Noah & Kirsten introduce Sub-Human Intellect Theater's 1st Anniversary Spectacular, then play some of their favorite Letters From Listeners. Included is the deleted song "There's No Business Like No Business".
Eugene listeners will be interested to know that if they’re stopped at a police checkpoint this coming weekend, they had better agree to perform a Breathalyzer test, or risk being forced to have their blood drawn by the police.
During the coming holiday weekend in Eugene, police will implement a policy to forcibly draw blood from people who refuse to take an alcohol Breathalyzer test.
The so-called ‘no refusal’ policy will likely result in people being strapped down to gurneys and forced to have their blood drawn.
That’s been the result of ‘no refusal’ policies in other cities where they’ve been implemented.

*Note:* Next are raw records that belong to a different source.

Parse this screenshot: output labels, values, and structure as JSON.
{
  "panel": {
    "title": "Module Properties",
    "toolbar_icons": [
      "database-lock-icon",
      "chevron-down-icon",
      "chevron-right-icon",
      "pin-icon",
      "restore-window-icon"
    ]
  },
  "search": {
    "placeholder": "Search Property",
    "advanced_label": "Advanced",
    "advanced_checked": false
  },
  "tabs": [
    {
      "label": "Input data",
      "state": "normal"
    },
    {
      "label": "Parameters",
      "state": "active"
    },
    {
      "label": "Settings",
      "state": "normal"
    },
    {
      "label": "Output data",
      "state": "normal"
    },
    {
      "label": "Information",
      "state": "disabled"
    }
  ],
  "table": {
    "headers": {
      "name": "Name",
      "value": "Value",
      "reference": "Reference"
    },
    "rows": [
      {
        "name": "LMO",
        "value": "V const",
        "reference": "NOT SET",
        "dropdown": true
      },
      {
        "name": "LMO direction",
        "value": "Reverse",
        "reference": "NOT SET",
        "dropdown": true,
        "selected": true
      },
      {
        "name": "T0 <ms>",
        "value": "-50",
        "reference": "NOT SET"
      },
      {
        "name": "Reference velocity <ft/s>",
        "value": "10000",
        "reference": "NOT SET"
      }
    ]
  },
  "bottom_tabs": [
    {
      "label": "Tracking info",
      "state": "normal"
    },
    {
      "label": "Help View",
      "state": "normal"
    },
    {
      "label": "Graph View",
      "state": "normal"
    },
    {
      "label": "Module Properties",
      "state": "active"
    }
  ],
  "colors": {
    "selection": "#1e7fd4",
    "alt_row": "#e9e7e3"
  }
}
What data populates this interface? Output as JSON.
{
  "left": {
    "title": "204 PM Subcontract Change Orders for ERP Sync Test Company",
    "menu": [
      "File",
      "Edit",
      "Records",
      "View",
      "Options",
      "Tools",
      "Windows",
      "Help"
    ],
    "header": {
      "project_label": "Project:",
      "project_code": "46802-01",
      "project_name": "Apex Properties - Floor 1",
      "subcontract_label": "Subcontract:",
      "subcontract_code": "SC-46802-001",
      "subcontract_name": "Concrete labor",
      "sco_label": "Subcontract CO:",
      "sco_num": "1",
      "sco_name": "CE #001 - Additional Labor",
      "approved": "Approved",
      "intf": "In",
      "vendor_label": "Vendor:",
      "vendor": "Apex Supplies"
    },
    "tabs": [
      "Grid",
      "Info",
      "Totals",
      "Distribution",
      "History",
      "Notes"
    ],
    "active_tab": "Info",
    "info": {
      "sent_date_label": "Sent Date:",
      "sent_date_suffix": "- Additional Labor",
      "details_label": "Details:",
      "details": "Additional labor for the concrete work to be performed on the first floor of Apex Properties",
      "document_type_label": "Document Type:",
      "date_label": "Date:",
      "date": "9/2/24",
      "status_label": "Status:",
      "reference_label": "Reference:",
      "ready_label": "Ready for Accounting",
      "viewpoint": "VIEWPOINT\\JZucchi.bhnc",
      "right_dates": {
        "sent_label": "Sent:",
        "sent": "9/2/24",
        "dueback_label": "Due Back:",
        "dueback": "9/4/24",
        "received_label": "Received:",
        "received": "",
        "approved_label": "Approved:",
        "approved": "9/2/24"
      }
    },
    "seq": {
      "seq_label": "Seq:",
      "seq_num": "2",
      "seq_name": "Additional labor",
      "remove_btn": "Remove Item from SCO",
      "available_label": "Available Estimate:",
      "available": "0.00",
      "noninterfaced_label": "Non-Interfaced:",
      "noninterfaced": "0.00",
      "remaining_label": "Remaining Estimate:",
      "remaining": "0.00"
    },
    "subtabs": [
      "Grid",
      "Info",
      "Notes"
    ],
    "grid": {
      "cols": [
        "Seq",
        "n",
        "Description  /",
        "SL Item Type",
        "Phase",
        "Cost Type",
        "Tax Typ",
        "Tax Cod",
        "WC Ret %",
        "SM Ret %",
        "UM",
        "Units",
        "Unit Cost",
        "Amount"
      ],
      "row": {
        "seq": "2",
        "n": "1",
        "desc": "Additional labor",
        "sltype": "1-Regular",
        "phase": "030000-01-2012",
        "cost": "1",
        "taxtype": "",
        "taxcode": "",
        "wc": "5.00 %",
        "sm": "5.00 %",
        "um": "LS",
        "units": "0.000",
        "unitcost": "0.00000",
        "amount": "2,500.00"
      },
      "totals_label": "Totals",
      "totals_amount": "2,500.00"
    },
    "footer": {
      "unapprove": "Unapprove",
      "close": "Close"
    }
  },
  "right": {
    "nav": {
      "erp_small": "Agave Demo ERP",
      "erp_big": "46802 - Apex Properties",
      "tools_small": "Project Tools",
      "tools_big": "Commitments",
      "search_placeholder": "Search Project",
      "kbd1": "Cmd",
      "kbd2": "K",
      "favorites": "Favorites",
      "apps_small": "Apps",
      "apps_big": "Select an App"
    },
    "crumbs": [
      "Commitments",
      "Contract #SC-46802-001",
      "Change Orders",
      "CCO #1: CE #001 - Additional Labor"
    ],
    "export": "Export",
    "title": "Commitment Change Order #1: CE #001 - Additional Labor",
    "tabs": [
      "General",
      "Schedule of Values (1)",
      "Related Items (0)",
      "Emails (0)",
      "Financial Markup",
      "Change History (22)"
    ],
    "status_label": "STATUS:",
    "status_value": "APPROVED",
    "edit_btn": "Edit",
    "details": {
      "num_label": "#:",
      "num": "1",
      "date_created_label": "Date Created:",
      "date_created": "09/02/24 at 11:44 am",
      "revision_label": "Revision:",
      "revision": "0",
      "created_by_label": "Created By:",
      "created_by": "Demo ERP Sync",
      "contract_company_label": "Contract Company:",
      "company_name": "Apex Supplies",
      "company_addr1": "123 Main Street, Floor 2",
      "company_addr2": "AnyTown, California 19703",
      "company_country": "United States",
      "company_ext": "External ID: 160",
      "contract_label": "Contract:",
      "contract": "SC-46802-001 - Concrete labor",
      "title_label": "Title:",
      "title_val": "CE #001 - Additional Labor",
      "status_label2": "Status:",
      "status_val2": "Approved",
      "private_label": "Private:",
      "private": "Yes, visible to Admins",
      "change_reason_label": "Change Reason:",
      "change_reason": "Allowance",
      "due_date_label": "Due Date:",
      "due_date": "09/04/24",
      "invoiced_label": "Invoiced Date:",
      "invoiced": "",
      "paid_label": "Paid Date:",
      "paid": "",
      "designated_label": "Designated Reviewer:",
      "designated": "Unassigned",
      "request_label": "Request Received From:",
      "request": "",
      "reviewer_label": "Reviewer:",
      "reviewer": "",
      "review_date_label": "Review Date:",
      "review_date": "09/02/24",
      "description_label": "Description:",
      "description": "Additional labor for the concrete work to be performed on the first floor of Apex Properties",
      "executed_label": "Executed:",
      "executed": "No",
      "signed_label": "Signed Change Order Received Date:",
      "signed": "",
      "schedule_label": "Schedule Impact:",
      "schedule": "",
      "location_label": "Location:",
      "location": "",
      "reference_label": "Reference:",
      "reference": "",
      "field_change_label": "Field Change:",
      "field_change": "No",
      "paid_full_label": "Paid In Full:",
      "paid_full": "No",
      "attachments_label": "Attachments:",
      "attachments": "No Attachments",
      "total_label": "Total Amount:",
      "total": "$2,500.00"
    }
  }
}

Christopher Francisco is in New Mexico. He spoke recently with Shannon Hoshnic, Prevention Educator/Administrative Assistant and Cheryl A. Eaton, Rural Coordinator and Sexual Assault Advocate for Sexual Assault Services of Northwest New Mexico. 65:34 minutes (60.03 MB)

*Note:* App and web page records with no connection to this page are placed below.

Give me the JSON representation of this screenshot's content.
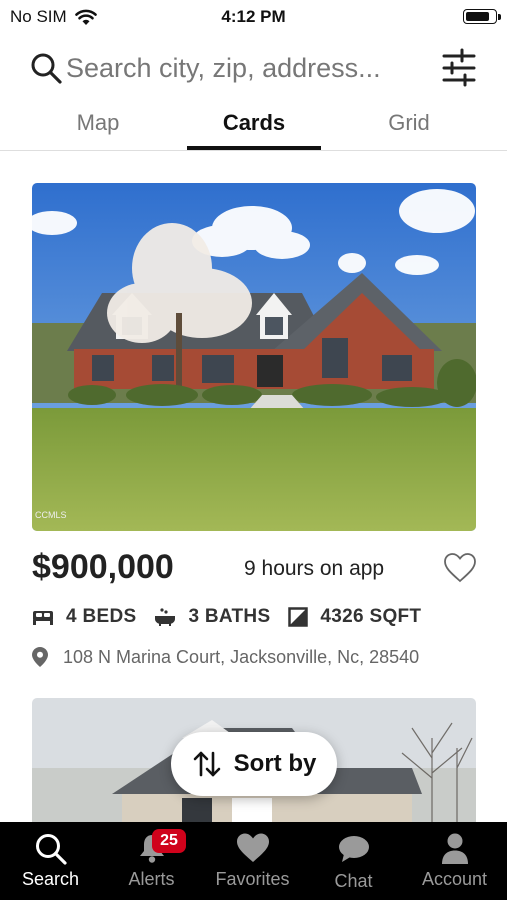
{
  "status": {
    "carrier": "No SIM",
    "time": "4:12 PM",
    "battery_level": 0.85
  },
  "search": {
    "placeholder": "Search city, zip, address..."
  },
  "tabs": [
    {
      "label": "Map",
      "active": false
    },
    {
      "label": "Cards",
      "active": true
    },
    {
      "label": "Grid",
      "active": false
    }
  ],
  "listing": {
    "price": "$900,000",
    "time_on_app": "9 hours on app",
    "beds": "4 BEDS",
    "baths": "3 BATHS",
    "sqft": "4326 SQFT",
    "address": "108 N Marina Court, Jacksonville, Nc, 28540",
    "photo_watermark": "CCMLS"
  },
  "sort": {
    "label": "Sort by"
  },
  "nav": {
    "items": [
      {
        "label": "Search",
        "icon": "search-icon",
        "active": true
      },
      {
        "label": "Alerts",
        "icon": "bell-icon",
        "active": false
      },
      {
        "label": "Favorites",
        "icon": "heart-icon",
        "active": false
      },
      {
        "label": "Chat",
        "icon": "chat-icon",
        "active": false
      },
      {
        "label": "Account",
        "icon": "person-icon",
        "active": false
      }
    ],
    "alerts_badge": "25"
  },
  "colors": {
    "badge": "#d0021b",
    "nav_background": "#000000",
    "active_tab": "#111111"
  }
}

Tom Becker hosts this latest report from the Old Mole, and we hear about threats to privatize our Postal Service; the contradiction between capitalism and a survivable planet; a novel about coming of age in a small town; and the music and radical politics of saxophonist Fred Ho who died recently.

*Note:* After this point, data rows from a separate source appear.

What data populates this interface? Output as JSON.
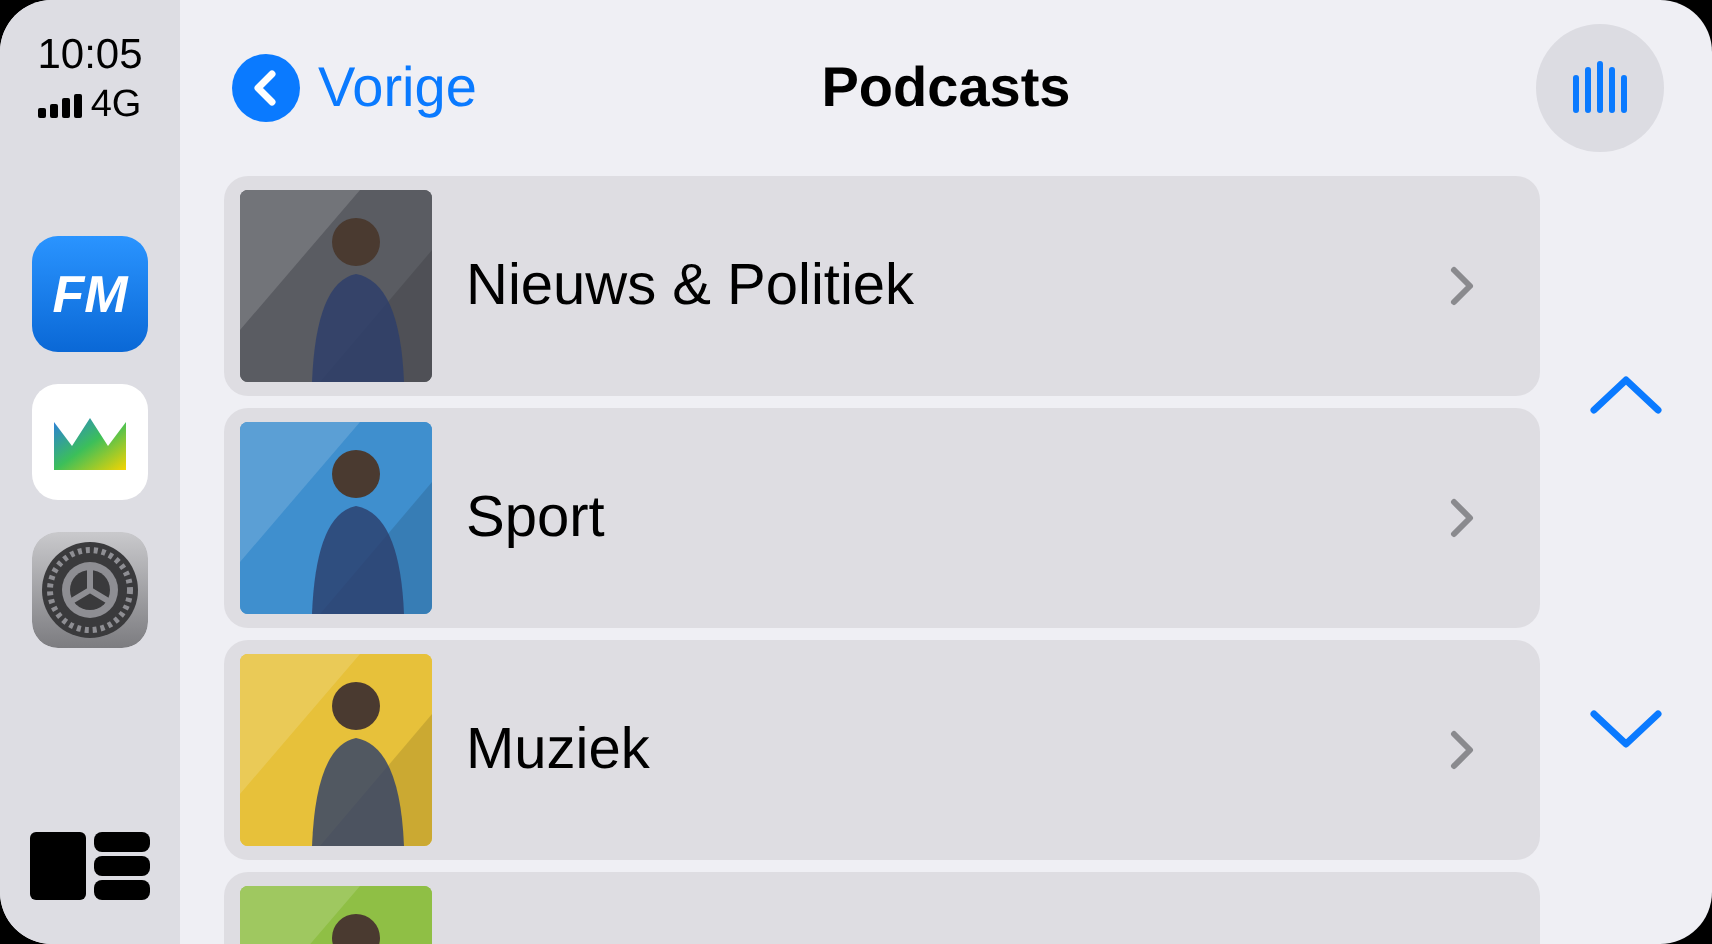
{
  "status": {
    "time": "10:05",
    "network": "4G"
  },
  "apps": [
    {
      "kind": "fm",
      "label": "FM"
    },
    {
      "kind": "crown"
    },
    {
      "kind": "settings"
    }
  ],
  "nav": {
    "back": "Vorige",
    "title": "Podcasts"
  },
  "rows": [
    {
      "title": "Nieuws & Politiek",
      "color": "#5a5c62"
    },
    {
      "title": "Sport",
      "color": "#3f8fce"
    },
    {
      "title": "Muziek",
      "color": "#e7c13a"
    },
    {
      "color": "#8fbf45"
    }
  ]
}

You can hear the whole show by using the play button below. To hear individual segments, follow the links below. You can keep up with us on Facebook -- become our friend and receive links to shows and other interesting stuff. Or leave a comment in the comment section on this page. 51:38 minutes (35.46 MB)
Today's Old Mole features the music of Fred Ho, composer, saxophonist, writer, and radical political activist who died in April. In this segment, we hear some of the musical selections played on the show, the first with an introduction by Ho himself. These are followed by a conversation with the Mole's radical musicologist Brad Duncan and Joe Clement in which they explore his music and his life and politics. 13:23 minutes (9.19 MB)
The Old Mole's Literary Critic Larry Bowlden review Portland writer Tom Spanbauer's 2006 coming of age novel Now Is the Hour about a boy growing up and away from his small hometown. Larry finds that Spanbauer "captures both the humor and the heartache of trying to grow up into one's sexuality, especially when faced with criticism on almost all fronts."
More of Larry's find reviews can be found here.
6:12 minutes (4.26 MB)
A healthy economy is one that is growing; but how long can a healthy planet sustain a growing economy? In a recent blog post, Alyssa Röhricht lays out the contradiction between capitalism and the survival of life on Earth. Tom Becker reads it for us. 8:14 minutes (5.66 MB)
Since the founding of the US, the postal service has delivered mail quickly and securely from any place in the country to any other place in it, all for a price anyone could afford. Now many corporations and members of congress want to break up this birthright and hand it over to private, profit-making companies. Willie Goshell is an officer in the National Association of Letter Carriers and active in the Portland Campaign to Save Our Post Office. Here he talks with Bill Resnick about how much we would be losing if Postal Service gets privatized, and what we can do to stop it. 19:03 minutes (13.08 MB)
Kirsten sits down with former host/creator of Sub-Human Intellect Theater, Noah Madrano. In this interview, they discuss the title of the show, as well as other aspects of producing a radio theater program.
[NOTE: Also includes the intro to Dreamtime Theater, which can be heard here.]